Indeed, if you make a mistake, you can cancel the contract yourself. And if that happens, you risk exposing yourself to a claim for damages, which further aggravates an already bad situation. In a construction context, a classic example of rejection by a contractor is when the contractor demobilizes from the construction site and abandons the project before it is completed. Most courts require that the party who does not reject strive to minimize the damage resulting from the rejection and does not sit idly by while the situation deteriorates. If you are involved in a contractual dispute, contact the lawyers at laGarde. The word “rejection” is ambiguous and has several meanings, but it is the most convenient term to describe the circumstances in which “a party acts or expresses itself in this way to show that it no longer wants to accept the obligations of a contract” (Heyman v Darwins [1942] A.C. 356). Rejection, if accepted by the innocent party (by “resignation”), releases both parties from further execution. If you delay your choice or take steps that show that you intend to remain bound by the contract (despite the rejection), it can be assumed that you have confirmed the contract – in which case you no longer have the right to terminate it. And in this scenario, if you then terminate the contract anyway, you will be the party in the wrong – even if it was the other party who was originally in the wrong! If the other party has terminated their contract with you, you can either continue with the contract or terminate the contract.

Indeed, the second option, which insists that the other party provides the service, often requires a court order (which is not guaranteed) and may not provide a specific result if the other party is unable to perform the contract in all cases. If the other party withdraws from the contract, you do not need to give the other party an opportunity to remedy the situation before giving notice of termination. You can simply issue the cancellation. This is an important difference between termination in case of rejection and termination for breach. Rejection is “a serious matter and should not be found lightly” and requires a clear indication of the lack of will and willingness to perform the contract (Shevill v Builders Licensing Board (1982) 149 CLR 620). Whether a rejection has occurred is determined objectively. It will be considered whether the conduct of the party would give a reasonable person in the position of the other party the waiver of the contract as a whole (i.e. the reluctance or inability to perform all of that party`s obligations) or any fundamental obligations arising therefrom. A sufficiently serious breach of obligations that are not of a fundamental nature may also demonstrate a lack of will or inability to perform the contract essentially in accordance with its requirements (Koompahtoo). Indeed, (using the same tests above) your behavior would show a reasonable person that you no longer intend to be bound by the contract.

Woodar v. Wimpey demonstrates that the erroneous use of a declaratory provision is not necessarily a disdainful violation. In this case, it was a purchase contract. By a majority of three or two, the House of Lords concluded that the buyer had not breached a denied breach by making a notice of resignation, but the facts were unusual: first, the parties appeared to accept that the notice was a protective measure and was not treated as hostile by the seller; Second, both parties seemed to indicate that they would simply wait and accept the outcome of the court`s decision.
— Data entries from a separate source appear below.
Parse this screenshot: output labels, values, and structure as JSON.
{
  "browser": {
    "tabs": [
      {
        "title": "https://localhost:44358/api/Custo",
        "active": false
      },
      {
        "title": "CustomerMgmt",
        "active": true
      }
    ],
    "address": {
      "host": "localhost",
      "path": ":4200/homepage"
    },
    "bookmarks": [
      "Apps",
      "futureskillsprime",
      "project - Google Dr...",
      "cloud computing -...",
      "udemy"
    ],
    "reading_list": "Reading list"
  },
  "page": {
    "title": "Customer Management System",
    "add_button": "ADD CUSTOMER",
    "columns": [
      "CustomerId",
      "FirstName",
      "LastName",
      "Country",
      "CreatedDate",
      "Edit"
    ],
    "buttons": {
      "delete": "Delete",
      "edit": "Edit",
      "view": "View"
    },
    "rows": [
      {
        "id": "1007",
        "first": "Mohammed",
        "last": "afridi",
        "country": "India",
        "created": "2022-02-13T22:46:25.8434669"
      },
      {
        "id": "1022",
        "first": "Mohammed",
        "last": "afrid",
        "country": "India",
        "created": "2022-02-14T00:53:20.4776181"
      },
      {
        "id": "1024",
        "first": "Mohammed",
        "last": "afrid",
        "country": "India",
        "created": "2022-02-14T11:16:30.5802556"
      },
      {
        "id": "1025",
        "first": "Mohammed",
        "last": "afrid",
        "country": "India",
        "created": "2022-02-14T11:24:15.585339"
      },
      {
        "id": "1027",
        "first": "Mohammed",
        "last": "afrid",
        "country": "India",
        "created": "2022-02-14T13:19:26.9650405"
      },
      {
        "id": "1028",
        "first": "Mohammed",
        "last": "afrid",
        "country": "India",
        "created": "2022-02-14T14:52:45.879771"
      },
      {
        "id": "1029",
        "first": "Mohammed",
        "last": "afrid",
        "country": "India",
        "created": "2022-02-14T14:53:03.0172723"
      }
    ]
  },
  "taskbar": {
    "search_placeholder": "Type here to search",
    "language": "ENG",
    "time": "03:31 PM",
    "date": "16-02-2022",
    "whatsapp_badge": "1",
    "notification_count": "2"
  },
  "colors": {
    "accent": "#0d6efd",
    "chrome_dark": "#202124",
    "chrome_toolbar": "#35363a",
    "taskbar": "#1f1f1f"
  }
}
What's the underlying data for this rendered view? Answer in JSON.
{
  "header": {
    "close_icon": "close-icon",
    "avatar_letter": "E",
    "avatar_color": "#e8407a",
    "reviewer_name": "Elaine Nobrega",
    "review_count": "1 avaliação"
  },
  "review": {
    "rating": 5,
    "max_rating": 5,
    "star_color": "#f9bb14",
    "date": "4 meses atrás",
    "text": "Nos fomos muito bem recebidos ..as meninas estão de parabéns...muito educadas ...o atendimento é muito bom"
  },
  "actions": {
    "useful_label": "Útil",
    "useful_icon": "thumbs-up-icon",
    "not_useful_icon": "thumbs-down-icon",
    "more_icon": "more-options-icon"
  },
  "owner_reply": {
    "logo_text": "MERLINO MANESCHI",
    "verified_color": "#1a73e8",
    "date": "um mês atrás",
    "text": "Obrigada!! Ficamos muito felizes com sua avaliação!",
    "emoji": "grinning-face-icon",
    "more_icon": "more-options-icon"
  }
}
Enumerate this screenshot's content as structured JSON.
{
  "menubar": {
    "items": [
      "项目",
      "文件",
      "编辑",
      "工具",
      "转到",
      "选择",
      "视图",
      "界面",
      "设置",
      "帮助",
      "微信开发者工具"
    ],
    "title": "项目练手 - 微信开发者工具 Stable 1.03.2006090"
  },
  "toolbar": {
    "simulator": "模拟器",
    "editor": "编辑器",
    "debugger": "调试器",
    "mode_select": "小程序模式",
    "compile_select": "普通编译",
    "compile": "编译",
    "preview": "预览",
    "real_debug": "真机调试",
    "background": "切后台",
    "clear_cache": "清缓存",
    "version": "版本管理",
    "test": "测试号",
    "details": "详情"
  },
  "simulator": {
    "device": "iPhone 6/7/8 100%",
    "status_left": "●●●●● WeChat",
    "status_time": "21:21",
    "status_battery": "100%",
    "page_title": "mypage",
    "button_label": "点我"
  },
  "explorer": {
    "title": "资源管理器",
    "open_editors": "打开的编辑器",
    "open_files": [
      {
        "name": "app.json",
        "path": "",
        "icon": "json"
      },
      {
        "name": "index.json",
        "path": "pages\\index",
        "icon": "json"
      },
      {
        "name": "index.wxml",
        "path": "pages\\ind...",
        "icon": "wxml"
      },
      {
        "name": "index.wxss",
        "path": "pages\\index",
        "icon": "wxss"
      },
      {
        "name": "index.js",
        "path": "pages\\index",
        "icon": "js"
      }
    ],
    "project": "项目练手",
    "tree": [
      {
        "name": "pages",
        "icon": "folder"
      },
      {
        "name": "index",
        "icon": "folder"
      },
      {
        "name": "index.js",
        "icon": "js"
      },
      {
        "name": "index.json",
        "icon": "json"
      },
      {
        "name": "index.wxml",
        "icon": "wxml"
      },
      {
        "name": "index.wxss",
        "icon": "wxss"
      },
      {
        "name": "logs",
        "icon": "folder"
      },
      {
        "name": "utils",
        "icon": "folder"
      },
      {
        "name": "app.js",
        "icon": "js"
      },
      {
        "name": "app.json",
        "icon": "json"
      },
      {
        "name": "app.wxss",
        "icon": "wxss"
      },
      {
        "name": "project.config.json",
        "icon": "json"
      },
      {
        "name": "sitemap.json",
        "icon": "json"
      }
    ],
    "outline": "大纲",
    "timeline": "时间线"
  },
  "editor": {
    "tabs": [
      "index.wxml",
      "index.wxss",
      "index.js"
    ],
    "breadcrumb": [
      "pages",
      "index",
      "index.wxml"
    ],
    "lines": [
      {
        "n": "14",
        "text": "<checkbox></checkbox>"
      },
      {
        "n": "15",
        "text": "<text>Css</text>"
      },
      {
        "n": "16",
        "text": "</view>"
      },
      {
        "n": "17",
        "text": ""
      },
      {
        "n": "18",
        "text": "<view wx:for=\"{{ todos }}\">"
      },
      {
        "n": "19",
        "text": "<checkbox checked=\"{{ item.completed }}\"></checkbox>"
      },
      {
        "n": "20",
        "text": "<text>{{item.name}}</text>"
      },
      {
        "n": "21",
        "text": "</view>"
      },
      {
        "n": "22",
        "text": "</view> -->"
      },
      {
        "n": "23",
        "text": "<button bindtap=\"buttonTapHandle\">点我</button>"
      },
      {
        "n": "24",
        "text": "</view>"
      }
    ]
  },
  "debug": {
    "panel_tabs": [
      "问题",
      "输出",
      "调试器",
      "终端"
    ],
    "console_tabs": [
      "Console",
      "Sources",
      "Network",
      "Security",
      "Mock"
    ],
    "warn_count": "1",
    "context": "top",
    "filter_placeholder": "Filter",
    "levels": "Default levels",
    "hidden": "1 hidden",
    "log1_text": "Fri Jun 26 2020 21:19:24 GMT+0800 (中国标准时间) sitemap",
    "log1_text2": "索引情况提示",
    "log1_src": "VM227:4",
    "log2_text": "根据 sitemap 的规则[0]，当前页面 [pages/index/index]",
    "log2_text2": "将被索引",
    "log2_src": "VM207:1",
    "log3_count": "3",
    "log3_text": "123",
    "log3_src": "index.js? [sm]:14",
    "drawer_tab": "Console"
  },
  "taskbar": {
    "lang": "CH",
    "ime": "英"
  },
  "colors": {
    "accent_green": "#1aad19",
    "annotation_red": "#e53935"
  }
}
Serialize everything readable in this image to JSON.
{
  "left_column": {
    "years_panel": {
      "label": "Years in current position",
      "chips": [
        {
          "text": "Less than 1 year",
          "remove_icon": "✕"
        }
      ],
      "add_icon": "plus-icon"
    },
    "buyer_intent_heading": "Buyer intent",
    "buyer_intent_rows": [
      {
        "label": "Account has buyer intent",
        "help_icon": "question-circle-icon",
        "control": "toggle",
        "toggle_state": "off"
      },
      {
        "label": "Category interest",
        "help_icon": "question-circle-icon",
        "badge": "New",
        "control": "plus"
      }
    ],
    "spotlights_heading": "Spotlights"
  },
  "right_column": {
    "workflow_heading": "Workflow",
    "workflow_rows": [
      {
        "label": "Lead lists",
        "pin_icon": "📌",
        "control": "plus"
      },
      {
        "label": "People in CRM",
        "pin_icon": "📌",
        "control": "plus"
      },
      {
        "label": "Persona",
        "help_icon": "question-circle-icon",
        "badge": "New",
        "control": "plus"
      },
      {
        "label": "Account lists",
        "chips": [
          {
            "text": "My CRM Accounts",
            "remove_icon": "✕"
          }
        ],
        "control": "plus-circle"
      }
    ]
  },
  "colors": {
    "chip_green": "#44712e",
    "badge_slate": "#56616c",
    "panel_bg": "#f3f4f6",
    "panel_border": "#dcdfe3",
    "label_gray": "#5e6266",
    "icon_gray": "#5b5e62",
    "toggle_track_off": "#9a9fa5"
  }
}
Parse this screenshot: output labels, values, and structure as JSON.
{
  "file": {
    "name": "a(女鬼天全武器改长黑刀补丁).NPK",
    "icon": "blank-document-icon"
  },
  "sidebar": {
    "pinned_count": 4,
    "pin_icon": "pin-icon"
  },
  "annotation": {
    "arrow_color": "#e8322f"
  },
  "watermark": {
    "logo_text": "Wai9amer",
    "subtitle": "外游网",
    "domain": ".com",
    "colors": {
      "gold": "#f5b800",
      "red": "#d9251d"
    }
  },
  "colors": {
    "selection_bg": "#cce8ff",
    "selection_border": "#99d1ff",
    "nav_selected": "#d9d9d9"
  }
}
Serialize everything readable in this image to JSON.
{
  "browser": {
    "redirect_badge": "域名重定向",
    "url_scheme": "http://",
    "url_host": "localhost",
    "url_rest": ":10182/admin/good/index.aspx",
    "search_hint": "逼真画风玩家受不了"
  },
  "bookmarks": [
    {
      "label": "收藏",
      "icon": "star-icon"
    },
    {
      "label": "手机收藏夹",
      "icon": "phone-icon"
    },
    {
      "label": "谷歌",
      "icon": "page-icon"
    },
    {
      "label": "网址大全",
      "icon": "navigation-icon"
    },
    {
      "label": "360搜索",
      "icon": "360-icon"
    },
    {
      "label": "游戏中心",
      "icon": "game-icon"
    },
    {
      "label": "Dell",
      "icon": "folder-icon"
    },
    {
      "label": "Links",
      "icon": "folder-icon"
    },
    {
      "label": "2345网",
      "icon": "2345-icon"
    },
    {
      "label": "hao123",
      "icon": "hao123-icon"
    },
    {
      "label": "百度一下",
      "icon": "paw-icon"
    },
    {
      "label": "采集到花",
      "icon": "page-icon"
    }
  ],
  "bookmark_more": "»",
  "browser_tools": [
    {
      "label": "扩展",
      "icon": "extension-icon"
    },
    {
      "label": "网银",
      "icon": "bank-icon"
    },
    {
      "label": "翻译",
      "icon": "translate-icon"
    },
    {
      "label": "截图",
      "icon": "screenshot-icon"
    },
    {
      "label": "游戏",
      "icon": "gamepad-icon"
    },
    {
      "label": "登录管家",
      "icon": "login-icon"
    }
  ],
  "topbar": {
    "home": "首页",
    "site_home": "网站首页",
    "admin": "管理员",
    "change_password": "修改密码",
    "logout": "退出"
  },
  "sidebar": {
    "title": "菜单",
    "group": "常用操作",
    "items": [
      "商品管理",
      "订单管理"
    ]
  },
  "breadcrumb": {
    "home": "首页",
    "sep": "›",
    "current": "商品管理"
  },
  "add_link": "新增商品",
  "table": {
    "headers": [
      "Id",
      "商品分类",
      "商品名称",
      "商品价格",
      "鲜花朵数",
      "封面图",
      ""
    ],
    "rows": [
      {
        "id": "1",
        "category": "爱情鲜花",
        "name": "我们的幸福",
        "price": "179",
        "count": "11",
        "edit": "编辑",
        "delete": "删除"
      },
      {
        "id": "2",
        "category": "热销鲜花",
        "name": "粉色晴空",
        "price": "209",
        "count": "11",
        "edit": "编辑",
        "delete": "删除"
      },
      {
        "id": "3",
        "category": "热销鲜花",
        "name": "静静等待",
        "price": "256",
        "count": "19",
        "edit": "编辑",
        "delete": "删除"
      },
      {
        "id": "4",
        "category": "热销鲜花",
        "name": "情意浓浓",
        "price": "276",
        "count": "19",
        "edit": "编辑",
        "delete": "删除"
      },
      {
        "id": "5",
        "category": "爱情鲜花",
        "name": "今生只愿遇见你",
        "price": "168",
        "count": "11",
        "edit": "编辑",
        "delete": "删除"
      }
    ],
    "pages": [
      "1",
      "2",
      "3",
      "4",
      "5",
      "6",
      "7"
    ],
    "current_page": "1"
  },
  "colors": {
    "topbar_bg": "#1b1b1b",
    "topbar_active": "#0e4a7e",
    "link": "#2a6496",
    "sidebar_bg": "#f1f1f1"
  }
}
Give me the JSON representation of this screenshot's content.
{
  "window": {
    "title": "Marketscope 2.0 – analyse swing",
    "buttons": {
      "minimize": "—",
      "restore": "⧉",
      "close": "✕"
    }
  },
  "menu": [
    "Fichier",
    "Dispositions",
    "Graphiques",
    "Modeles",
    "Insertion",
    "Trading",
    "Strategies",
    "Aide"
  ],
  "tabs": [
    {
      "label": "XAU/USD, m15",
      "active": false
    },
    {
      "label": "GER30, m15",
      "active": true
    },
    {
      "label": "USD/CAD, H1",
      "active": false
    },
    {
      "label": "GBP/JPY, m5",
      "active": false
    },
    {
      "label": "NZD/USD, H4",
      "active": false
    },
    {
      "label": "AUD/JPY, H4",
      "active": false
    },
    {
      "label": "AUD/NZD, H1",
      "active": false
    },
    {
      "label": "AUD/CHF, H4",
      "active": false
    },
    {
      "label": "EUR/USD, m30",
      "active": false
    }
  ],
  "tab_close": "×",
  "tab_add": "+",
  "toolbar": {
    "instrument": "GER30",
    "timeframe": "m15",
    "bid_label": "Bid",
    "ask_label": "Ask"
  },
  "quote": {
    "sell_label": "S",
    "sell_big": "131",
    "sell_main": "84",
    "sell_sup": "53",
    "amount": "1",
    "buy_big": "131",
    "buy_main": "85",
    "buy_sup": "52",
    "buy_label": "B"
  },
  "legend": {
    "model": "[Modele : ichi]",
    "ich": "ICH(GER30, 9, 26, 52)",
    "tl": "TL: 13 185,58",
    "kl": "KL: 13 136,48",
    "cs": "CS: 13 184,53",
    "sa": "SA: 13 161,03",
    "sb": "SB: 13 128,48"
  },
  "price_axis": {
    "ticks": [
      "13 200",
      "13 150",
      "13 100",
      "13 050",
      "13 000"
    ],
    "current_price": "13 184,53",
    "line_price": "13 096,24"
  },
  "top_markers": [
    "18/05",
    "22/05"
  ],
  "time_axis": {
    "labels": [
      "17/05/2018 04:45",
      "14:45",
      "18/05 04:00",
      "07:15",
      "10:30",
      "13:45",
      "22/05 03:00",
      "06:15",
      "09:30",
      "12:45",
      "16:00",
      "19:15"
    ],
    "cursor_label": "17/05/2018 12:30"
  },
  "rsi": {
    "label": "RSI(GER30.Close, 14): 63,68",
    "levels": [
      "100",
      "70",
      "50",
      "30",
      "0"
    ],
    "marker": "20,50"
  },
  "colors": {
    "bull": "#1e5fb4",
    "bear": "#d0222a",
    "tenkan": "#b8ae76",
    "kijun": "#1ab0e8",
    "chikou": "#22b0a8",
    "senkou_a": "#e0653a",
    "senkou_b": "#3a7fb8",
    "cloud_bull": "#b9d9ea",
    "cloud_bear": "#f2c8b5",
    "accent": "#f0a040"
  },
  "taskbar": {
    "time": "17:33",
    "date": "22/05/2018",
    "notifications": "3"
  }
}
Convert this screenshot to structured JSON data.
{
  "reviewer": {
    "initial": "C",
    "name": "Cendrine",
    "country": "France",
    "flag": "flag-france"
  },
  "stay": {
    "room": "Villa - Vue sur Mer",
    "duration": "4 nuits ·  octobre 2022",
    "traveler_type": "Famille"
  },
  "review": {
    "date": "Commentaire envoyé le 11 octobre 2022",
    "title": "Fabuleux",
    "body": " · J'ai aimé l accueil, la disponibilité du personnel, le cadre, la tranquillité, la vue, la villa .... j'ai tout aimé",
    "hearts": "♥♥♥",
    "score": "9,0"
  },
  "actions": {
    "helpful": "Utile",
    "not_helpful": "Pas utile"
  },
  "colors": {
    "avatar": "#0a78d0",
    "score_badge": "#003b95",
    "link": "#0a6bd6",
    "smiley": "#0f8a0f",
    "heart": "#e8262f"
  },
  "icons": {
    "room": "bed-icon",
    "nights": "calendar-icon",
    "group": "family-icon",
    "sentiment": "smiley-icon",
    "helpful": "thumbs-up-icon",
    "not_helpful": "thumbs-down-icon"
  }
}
To terminate a termination agreement, you must notify the rejecting party of the termination. In practice, this should always be done in writing. In that case, the Court held that the extent of the repair work necessary to remedy the defects demonstrated an intention on the part of the contractor to perform the work in a manner essentially inconsistent with its obligations under the contract […].